## Work instruction
Extract the text of each entry below exactly, leaving every image behind.

Stored items:
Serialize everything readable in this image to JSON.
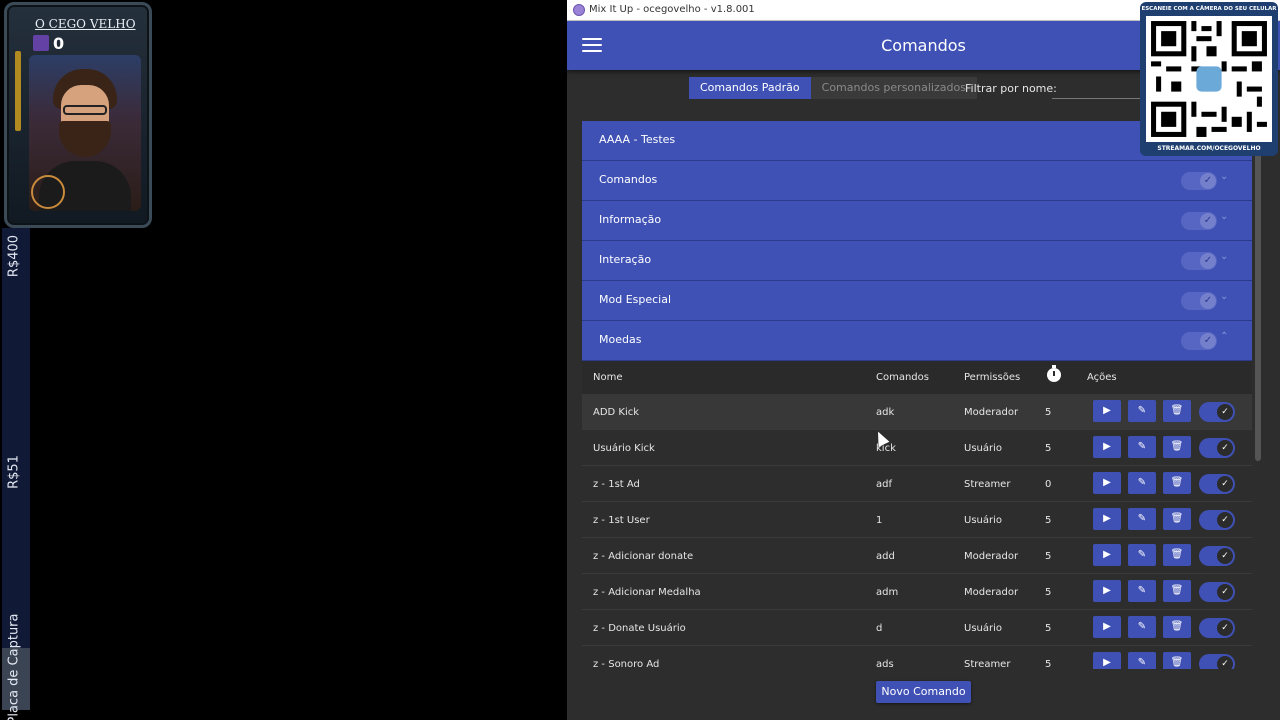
{
  "overlay": {
    "cam_title": "O CEGO VELHO",
    "cam_count": "0",
    "side_labels": [
      "R$400",
      "R$51",
      "Placa de Captura"
    ],
    "qr_top": "ESCANEIE COM A CÂMERA DO SEU CELULAR",
    "qr_bottom": "STREAMAR.COM/OCEGOVELHO"
  },
  "window": {
    "title": "Mix It Up - ocegovelho - v1.8.001",
    "page_title": "Comandos"
  },
  "tabs": [
    {
      "label": "Comandos Padrão",
      "active": true
    },
    {
      "label": "Comandos personalizados",
      "active": false
    }
  ],
  "filter": {
    "label": "Filtrar por nome:",
    "value": ""
  },
  "groups": [
    {
      "label": "AAAA - Testes"
    },
    {
      "label": "Comandos"
    },
    {
      "label": "Informação"
    },
    {
      "label": "Interação"
    },
    {
      "label": "Mod Especial"
    },
    {
      "label": "Moedas"
    }
  ],
  "table": {
    "headers": {
      "name": "Nome",
      "commands": "Comandos",
      "permissions": "Permissões",
      "actions": "Ações"
    },
    "rows": [
      {
        "name": "ADD Kick",
        "command": "adk",
        "permission": "Moderador",
        "cooldown": "5"
      },
      {
        "name": "Usuário Kick",
        "command": "kick",
        "permission": "Usuário",
        "cooldown": "5"
      },
      {
        "name": "z - 1st Ad",
        "command": "adf",
        "permission": "Streamer",
        "cooldown": "0"
      },
      {
        "name": "z - 1st User",
        "command": "1",
        "permission": "Usuário",
        "cooldown": "5"
      },
      {
        "name": "z - Adicionar donate",
        "command": "add",
        "permission": "Moderador",
        "cooldown": "5"
      },
      {
        "name": "z - Adicionar Medalha",
        "command": "adm",
        "permission": "Moderador",
        "cooldown": "5"
      },
      {
        "name": "z - Donate Usuário",
        "command": "d",
        "permission": "Usuário",
        "cooldown": "5"
      },
      {
        "name": "z - Sonoro Ad",
        "command": "ads",
        "permission": "Streamer",
        "cooldown": "5"
      }
    ]
  },
  "new_command_label": "Novo Comando",
  "colors": {
    "accent": "#3f51b5",
    "background": "#2d2d2d"
  }
}
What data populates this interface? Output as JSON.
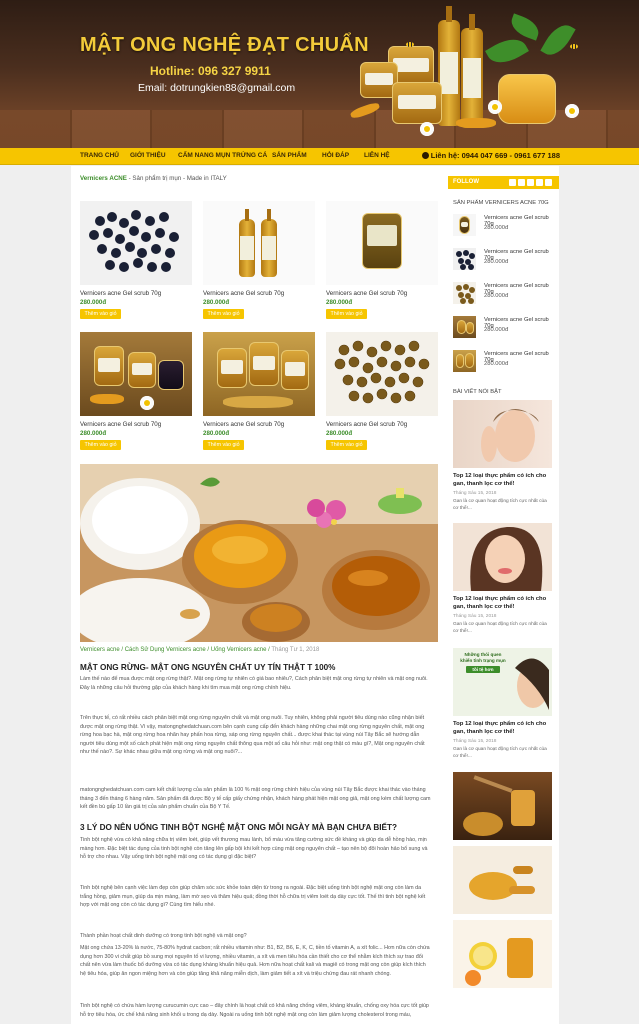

## Expected answer
Serialize everything readable in this image to JSON.
{
  "overlay": {
    "cam_title": "O CEGO VELHO",
    "cam_count": "0",
    "side_labels": [
      "R$400",
      "R$51",
      "Placa de Captura"
    ],
    "qr_top": "ESCANEIE COM A CÂMERA DO SEU CELULAR",
    "qr_bottom": "STREAMAR.COM/OCEGOVELHO"
  },
  "window": {
    "title": "Mix It Up - ocegovelho - v1.8.001",
    "page_title": "Comandos"
  },
  "tabs": [
    {
      "label": "Comandos Padrão",
      "active": true
    },
    {
      "label": "Comandos personalizados",
      "active": false
    }
  ],
  "filter": {
    "label": "Filtrar por nome:",
    "value": ""
  },
  "groups": [
    {
      "label": "AAAA - Testes"
    },
    {
      "label": "Comandos"
    },
    {
      "label": "Informação"
    },
    {
      "label": "Interação"
    },
    {
      "label": "Mod Especial"
    },
    {
      "label": "Moedas"
    }
  ],
  "table": {
    "headers": {
      "name": "Nome",
      "commands": "Comandos",
      "permissions": "Permissões",
      "actions": "Ações"
    },
    "rows": [
      {
        "name": "ADD Kick",
        "command": "adk",
        "permission": "Moderador",
        "cooldown": "5"
      },
      {
        "name": "Usuário Kick",
        "command": "kick",
        "permission": "Usuário",
        "cooldown": "5"
      },
      {
        "name": "z - 1st Ad",
        "command": "adf",
        "permission": "Streamer",
        "cooldown": "0"
      },
      {
        "name": "z - 1st User",
        "command": "1",
        "permission": "Usuário",
        "cooldown": "5"
      },
      {
        "name": "z - Adicionar donate",
        "command": "add",
        "permission": "Moderador",
        "cooldown": "5"
      },
      {
        "name": "z - Adicionar Medalha",
        "command": "adm",
        "permission": "Moderador",
        "cooldown": "5"
      },
      {
        "name": "z - Donate Usuário",
        "command": "d",
        "permission": "Usuário",
        "cooldown": "5"
      },
      {
        "name": "z - Sonoro Ad",
        "command": "ads",
        "permission": "Streamer",
        "cooldown": "5"
      }
    ]
  },
  "new_command_label": "Novo Comando",
  "colors": {
    "accent": "#3f51b5",
    "background": "#2d2d2d"
  }
}
What data populates this interface? Output as JSON.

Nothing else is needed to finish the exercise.